Davis argued at trial that the acts alleged in the indictment do not constitute aggravated child molestation. The State agreed and requested the court charge on child molestation rather than aggravated child molestation. Davis did not request a mistrial, nor had Davis previously alleged error in the indictment prior to arraignment. The trial court presented the jury with a copy of the indictment in which the word "aggravated" had been removed. Compare Tibbs v. State, 211 Ga. App. 250 (1) (438 SE2d 706) (1993)
"Generally, the principle is well established in Georgia that [i]t is immaterial what the offense is called, if the averments of the presentment are such as to describe an offense against the laws of the State. It is not the name given to the bill which characterizes it, but the description in the averments of the indictment. It is useful to remember that the purpose of the indictment is to allow defendant to prepare his defense intelligently and to protect him from double jeopardy. State v. Eubanks, 239 Ga. 483
, 484-485 (238 SE2d 38
) (1977)." (Citations and punctuation omitted.) Rank v. State, 179 Ga. App. 28 (1) (345 SE2d 75) (1986)
. In the present case, the State presented evidence of the specific acts alleged in Count 2. Therefore, we find no error.
3. Davis contends the trial court erred in charging the jury on child molestation when the indictment alleged aggravated child molestation. Based upon our discussion in Division 2, we find no error.
4. In his fourth enumeration, Davis contends his conviction of aggravated sexual battery and child molestation merged and that the trial court erred in sentencing him as to each count. Davis' position is without merit.
Count 1 of the indictment charged Davis with aggravated sexual battery by penetrating with a foreign object the sexual organ of the victim. OCGA 16-6-22.2
. Count 2, as amended, charged Davis with child molestation by removing the panties of the victim and exposing his sex organ. " 'Under OCGA 16-1-6
(1), offenses merge as a matter of fact only if one of them is established by proof of the same or less than all the facts used to prove the other.' [Cit.]" Ellis v. State, 211 Ga. App. 605
, 609 (440 SE2d 235
) (1994). The State produced evidence of each of these separate acts. Neither count alleged actions that were factually or legally contained in the other count.

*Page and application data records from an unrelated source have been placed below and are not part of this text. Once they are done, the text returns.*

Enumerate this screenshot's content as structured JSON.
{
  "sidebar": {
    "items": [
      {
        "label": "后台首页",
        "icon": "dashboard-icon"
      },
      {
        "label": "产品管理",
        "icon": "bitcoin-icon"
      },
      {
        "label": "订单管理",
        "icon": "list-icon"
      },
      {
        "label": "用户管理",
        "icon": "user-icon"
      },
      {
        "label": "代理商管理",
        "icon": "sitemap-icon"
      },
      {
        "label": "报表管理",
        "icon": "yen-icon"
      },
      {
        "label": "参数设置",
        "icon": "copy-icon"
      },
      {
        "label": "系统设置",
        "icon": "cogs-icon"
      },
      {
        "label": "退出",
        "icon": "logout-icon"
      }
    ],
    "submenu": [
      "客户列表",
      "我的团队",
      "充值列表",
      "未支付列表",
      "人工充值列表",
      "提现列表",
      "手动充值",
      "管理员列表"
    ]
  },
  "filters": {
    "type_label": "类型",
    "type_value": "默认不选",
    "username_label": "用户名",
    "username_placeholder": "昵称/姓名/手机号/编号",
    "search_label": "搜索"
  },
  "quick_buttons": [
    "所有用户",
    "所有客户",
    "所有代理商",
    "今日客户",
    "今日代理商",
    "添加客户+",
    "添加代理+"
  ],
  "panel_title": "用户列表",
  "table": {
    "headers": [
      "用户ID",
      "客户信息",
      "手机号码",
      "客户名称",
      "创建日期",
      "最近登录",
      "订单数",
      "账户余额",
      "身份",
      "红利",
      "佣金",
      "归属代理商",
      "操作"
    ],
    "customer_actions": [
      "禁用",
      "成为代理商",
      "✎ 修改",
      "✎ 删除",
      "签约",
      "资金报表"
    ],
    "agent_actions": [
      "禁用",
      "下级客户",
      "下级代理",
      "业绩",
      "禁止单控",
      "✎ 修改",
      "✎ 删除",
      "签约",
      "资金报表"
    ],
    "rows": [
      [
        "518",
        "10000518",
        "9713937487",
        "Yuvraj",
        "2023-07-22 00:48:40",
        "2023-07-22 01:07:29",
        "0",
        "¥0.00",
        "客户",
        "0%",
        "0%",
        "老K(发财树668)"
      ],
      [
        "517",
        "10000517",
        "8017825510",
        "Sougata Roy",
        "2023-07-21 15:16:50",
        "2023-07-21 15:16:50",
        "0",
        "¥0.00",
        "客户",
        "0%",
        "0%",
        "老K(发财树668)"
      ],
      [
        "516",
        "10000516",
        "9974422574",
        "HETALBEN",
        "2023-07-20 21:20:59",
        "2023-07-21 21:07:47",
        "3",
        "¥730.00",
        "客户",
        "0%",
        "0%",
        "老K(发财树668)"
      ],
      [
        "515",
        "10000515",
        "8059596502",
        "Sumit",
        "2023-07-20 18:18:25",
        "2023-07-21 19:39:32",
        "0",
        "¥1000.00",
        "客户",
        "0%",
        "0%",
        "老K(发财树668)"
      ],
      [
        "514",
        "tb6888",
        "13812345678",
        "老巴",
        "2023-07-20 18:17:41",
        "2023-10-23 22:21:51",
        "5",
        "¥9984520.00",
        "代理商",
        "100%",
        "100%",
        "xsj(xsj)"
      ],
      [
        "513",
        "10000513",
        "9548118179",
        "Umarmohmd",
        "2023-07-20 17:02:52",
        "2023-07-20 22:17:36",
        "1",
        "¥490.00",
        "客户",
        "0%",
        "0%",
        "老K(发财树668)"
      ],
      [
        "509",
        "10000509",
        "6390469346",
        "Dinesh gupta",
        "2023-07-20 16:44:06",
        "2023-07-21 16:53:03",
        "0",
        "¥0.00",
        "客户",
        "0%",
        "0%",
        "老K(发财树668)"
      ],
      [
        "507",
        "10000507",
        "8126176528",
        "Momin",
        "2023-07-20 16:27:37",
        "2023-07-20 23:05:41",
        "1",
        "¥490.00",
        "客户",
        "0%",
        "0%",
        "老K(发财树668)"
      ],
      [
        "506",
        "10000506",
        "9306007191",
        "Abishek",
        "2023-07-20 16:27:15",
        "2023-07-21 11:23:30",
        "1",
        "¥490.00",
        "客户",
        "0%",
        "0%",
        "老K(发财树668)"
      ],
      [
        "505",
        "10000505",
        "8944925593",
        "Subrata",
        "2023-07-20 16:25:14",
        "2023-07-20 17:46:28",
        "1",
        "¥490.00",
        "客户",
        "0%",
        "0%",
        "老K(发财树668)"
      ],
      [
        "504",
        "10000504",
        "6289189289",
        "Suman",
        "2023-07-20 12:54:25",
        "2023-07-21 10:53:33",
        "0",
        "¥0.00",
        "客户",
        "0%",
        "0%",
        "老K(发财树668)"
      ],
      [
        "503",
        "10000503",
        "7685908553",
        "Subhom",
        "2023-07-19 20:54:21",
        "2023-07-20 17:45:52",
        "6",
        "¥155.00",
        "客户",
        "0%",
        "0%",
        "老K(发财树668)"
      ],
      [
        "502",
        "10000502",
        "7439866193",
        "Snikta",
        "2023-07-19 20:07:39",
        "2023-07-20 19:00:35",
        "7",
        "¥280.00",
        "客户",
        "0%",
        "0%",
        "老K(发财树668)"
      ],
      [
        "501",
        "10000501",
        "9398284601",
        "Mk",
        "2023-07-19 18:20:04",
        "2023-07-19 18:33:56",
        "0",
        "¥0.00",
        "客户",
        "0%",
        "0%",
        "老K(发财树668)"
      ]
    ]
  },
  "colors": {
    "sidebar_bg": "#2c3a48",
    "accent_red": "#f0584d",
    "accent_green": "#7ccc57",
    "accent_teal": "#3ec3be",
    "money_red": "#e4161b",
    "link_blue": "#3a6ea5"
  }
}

Therefore, the crimes did not merge and the trial court was correct in sentencing Davis on each count.
5. Davis asserts his conviction of aggravated assault and child molestation merged and the trial court erred in sentencing him on each conviction.
Count 3 charged Davis with aggravated assault with the intent to rape. The State produced evidence that Davis pulled the victim's panties down to her ankles, put his finger in the victim's mouth and in her vagina, and attempted to penetrate her vagina with his penis. The child molestation count required proof that Davis pulled the victim's panties down and exposed his sex organ. This evidence does not merge with Davis' attempt to penetrate the victim's vagina with his sex organ. See Division 4.
6. In his final enumeration of error, Davis contends the trial court erred in refusing to conduct a pre-sentence investigation as provided by OCGA 17-10-2
. The record reveals the trial court indicated that it was ready to receive evidence in mitigation. Davis' counsel replied that he had "none that [he could] present." The court then requested any further argument and counsel declined. Davis was given the opportunity for a pre-sentence investigation and such opportunity was declined. We find no error. See Willey v. State, 209 Ga. App. 398 (4) (433 SE2d 674) (1993)
Stephen F. Lanier, District Attorney, Tambra P. Colston, Fred R. Simpson, Assistant District Attorneys, for appellee.